* **Instructions to follow**: All the data should be printed again exactly as written.

* **Data**:
◆ ◆ ◆ ◆ ◆ ◆ ◆
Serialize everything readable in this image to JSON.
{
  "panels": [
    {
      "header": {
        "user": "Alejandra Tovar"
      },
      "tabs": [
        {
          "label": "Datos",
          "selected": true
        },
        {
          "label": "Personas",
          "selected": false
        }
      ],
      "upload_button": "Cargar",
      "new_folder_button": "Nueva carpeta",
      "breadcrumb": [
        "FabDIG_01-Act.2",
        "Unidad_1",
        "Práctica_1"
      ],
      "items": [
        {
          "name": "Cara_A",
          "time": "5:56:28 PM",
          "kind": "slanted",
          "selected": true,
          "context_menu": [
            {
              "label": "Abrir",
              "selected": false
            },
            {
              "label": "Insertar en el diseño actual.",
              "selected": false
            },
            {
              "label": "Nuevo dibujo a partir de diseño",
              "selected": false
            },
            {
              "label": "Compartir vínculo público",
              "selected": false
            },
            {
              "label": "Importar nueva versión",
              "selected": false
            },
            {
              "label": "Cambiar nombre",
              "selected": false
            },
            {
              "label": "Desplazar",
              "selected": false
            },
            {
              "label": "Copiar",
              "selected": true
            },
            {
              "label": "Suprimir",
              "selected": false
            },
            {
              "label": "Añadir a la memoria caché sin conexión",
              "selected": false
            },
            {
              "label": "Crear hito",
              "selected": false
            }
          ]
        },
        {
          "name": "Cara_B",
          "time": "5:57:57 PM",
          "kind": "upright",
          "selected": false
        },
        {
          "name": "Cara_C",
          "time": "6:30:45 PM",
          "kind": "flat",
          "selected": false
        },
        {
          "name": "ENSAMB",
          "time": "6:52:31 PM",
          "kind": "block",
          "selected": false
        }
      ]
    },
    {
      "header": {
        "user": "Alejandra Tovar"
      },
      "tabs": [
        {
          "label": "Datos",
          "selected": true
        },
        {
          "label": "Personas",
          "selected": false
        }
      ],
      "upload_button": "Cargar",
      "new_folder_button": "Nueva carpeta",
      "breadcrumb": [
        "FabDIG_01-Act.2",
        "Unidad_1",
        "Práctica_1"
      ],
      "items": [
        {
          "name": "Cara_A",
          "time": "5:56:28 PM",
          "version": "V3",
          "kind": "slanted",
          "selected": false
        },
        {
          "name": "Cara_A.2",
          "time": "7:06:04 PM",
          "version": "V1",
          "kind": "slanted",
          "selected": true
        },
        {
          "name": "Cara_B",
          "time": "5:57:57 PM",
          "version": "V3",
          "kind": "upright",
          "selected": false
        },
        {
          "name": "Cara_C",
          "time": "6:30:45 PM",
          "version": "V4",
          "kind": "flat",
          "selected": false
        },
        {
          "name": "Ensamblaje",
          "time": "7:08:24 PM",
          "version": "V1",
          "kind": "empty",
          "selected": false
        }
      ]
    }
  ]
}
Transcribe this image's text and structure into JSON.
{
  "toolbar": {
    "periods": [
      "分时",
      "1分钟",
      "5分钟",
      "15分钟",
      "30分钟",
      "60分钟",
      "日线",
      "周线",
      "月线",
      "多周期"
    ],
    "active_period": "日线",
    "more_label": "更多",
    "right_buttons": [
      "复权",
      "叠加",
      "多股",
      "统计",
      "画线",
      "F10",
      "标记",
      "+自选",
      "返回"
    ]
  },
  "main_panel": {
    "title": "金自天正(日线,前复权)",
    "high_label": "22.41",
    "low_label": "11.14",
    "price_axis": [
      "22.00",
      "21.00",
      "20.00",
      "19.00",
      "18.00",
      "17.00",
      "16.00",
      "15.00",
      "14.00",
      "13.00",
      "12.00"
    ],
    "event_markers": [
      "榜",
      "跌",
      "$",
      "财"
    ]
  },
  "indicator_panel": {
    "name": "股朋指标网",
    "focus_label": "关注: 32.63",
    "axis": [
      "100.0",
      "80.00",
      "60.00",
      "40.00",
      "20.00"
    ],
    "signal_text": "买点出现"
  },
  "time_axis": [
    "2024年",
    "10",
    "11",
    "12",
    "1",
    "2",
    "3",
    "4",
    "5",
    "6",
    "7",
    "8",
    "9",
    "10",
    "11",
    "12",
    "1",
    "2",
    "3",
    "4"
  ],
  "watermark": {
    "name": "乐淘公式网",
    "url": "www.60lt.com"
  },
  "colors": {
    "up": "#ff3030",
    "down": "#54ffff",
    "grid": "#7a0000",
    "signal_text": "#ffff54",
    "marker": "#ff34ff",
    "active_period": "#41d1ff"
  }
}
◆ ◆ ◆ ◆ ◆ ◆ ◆
* **Response to this exercise**:
Serialize everything readable in this image to JSON.
{
  "panels": [
    {
      "header": {
        "user": "Alejandra Tovar"
      },
      "tabs": [
        {
          "label": "Datos",
          "selected": true
        },
        {
          "label": "Personas",
          "selected": false
        }
      ],
      "upload_button": "Cargar",
      "new_folder_button": "Nueva carpeta",
      "breadcrumb": [
        "FabDIG_01-Act.2",
        "Unidad_1",
        "Práctica_1"
      ],
      "items": [
        {
          "name": "Cara_A",
          "time": "5:56:28 PM",
          "kind": "slanted",
          "selected": true,
          "context_menu": [
            {
              "label": "Abrir",
              "selected": false
            },
            {
              "label": "Insertar en el diseño actual.",
              "selected": false
            },
            {
              "label": "Nuevo dibujo a partir de diseño",
              "selected": false
            },
            {
              "label": "Compartir vínculo público",
              "selected": false
            },
            {
              "label": "Importar nueva versión",
              "selected": false
            },
            {
              "label": "Cambiar nombre",
              "selected": false
            },
            {
              "label": "Desplazar",
              "selected": false
            },
            {
              "label": "Copiar",
              "selected": true
            },
            {
              "label": "Suprimir",
              "selected": false
            },
            {
              "label": "Añadir a la memoria caché sin conexión",
              "selected": false
            },
            {
              "label": "Crear hito",
              "selected": false
            }
          ]
        },
        {
          "name": "Cara_B",
          "time": "5:57:57 PM",
          "kind": "upright",
          "selected": false
        },
        {
          "name": "Cara_C",
          "time": "6:30:45 PM",
          "kind": "flat",
          "selected": false
        },
        {
          "name": "ENSAMB",
          "time": "6:52:31 PM",
          "kind": "block",
          "selected": false
        }
      ]
    },
    {
      "header": {
        "user": "Alejandra Tovar"
      },
      "tabs": [
        {
          "label": "Datos",
          "selected": true
        },
        {
          "label": "Personas",
          "selected": false
        }
      ],
      "upload_button": "Cargar",
      "new_folder_button": "Nueva carpeta",
      "breadcrumb": [
        "FabDIG_01-Act.2",
        "Unidad_1",
        "Práctica_1"
      ],
      "items": [
        {
          "name": "Cara_A",
          "time": "5:56:28 PM",
          "version": "V3",
          "kind": "slanted",
          "selected": false
        },
        {
          "name": "Cara_A.2",
          "time": "7:06:04 PM",
          "version": "V1",
          "kind": "slanted",
          "selected": true
        },
        {
          "name": "Cara_B",
          "time": "5:57:57 PM",
          "version": "V3",
          "kind": "upright",
          "selected": false
        },
        {
          "name": "Cara_C",
          "time": "6:30:45 PM",
          "version": "V4",
          "kind": "flat",
          "selected": false
        },
        {
          "name": "Ensamblaje",
          "time": "7:08:24 PM",
          "version": "V1",
          "kind": "empty",
          "selected": false
        }
      ]
    }
  ]
}
Transcribe this image's text and structure into JSON.
{
  "toolbar": {
    "periods": [
      "分时",
      "1分钟",
      "5分钟",
      "15分钟",
      "30分钟",
      "60分钟",
      "日线",
      "周线",
      "月线",
      "多周期"
    ],
    "active_period": "日线",
    "more_label": "更多",
    "right_buttons": [
      "复权",
      "叠加",
      "多股",
      "统计",
      "画线",
      "F10",
      "标记",
      "+自选",
      "返回"
    ]
  },
  "main_panel": {
    "title": "金自天正(日线,前复权)",
    "high_label": "22.41",
    "low_label": "11.14",
    "price_axis": [
      "22.00",
      "21.00",
      "20.00",
      "19.00",
      "18.00",
      "17.00",
      "16.00",
      "15.00",
      "14.00",
      "13.00",
      "12.00"
    ],
    "event_markers": [
      "榜",
      "跌",
      "$",
      "财"
    ]
  },
  "indicator_panel": {
    "name": "股朋指标网",
    "focus_label": "关注: 32.63",
    "axis": [
      "100.0",
      "80.00",
      "60.00",
      "40.00",
      "20.00"
    ],
    "signal_text": "买点出现"
  },
  "time_axis": [
    "2024年",
    "10",
    "11",
    "12",
    "1",
    "2",
    "3",
    "4",
    "5",
    "6",
    "7",
    "8",
    "9",
    "10",
    "11",
    "12",
    "1",
    "2",
    "3",
    "4"
  ],
  "watermark": {
    "name": "乐淘公式网",
    "url": "www.60lt.com"
  },
  "colors": {
    "up": "#ff3030",
    "down": "#54ffff",
    "grid": "#7a0000",
    "signal_text": "#ffff54",
    "marker": "#ff34ff",
    "active_period": "#41d1ff"
  }
}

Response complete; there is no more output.